In a way, the challenge was probably appropriate for me, since I often have  tendency to say things I probably shouldn't or write off topic. The challenge would have helped me to restrict my natural indecent tendencies. Now, I see this as a new challenge for myself. I can't let restrictions dictate the my own restrictions, but rather I must learn to indulge in multiple avenues with my own restrictions; I must form and reform myself constantly. I can't leave it up to anyone or anything else to do that for me. I think ridding myself of this "blog challenge" will help me to defeat the real challenge: construct an interesting blog. If my blogging efforts are unsuccessful after this, then it's my fault and my fault only. I guess I have to start taking responsibilities for my own writing endeavors, and I mustn't always depend on the restrictions and guidelines of others

Let the real challenge begin!


  1. I wonder if there is something to be said for striking a balance between the two approaches. That is, sometimes it might be helpful to have a prompt or a question that spurs invention. Other times the "call to write" might draw its impetus from something else. For my own blogging practices, I find it helpful to keep all options available. I like to follow a meme occasionally (although memes have largely been absorbed into Facebook; I don't see them playing out among blogs much these days), and other times I want to break frame, experiment, try something different. All of this is to say, at the same time, that I tend to find long term blogging prompts (e.g., 30 days on x) difficult because I either get bored or find them too restrictive.

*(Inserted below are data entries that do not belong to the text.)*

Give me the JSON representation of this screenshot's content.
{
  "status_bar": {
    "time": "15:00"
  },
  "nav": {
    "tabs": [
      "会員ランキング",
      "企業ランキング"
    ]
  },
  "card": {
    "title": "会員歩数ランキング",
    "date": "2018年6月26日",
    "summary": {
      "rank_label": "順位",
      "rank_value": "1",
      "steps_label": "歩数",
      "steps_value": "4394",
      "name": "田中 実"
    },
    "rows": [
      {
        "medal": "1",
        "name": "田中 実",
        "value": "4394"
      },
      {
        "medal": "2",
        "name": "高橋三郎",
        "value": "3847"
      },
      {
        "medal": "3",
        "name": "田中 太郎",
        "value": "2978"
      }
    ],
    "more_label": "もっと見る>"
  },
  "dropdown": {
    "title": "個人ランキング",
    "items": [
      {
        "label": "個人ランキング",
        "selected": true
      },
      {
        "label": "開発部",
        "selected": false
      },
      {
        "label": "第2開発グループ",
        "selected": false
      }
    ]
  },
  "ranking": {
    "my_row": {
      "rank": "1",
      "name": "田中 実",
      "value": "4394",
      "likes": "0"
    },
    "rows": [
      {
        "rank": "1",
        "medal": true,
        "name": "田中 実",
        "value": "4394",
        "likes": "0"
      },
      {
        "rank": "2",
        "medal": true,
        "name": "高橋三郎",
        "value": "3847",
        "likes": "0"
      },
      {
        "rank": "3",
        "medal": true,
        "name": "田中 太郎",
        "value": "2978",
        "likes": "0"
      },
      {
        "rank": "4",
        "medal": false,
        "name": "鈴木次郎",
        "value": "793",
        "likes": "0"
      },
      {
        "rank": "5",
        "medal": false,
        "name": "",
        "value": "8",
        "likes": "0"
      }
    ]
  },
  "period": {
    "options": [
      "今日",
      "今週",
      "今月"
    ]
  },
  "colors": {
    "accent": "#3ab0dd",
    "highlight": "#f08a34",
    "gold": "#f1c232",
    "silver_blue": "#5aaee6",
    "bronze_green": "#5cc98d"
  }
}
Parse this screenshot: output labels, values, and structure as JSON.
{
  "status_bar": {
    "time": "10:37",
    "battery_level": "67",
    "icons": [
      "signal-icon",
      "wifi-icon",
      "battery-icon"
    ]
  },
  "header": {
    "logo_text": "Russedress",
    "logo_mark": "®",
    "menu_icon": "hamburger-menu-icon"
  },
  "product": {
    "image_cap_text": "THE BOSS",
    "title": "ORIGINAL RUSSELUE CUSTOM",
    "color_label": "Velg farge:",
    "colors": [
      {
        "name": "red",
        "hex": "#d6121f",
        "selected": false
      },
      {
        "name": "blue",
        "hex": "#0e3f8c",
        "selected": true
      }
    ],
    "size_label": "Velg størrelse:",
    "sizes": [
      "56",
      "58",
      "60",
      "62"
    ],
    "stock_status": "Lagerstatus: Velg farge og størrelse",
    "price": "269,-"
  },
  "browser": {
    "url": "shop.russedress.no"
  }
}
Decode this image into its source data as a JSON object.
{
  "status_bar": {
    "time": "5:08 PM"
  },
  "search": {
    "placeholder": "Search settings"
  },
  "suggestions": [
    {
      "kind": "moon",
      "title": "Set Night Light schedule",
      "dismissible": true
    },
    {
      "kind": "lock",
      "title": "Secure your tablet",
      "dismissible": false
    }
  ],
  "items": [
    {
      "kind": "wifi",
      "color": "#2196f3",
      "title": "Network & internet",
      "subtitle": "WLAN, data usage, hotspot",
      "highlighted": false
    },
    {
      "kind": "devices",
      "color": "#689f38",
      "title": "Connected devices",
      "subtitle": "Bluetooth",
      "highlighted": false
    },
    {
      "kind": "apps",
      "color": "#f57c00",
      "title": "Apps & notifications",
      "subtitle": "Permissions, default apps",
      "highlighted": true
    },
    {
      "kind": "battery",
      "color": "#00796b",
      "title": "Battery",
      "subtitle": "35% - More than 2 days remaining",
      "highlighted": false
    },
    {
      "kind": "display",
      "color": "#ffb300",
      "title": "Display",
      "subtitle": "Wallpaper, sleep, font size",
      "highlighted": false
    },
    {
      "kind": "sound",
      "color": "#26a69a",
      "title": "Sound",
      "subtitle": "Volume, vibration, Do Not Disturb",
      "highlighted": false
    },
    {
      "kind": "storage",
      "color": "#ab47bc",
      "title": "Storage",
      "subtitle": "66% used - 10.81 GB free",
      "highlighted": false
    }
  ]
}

  2. Yeah, I think there's definitely something different about posting a response to something a few times, opposed to having to follow such strict guidelines that really don't evoke much thought. I think in a teaching situation it can be helpful to give prompts for students because they should be able to respond thoughtfully due to the class material, etc. With the Teacher Challenge, there was really no content to respond to; it was just made for an extremely general and broad audience.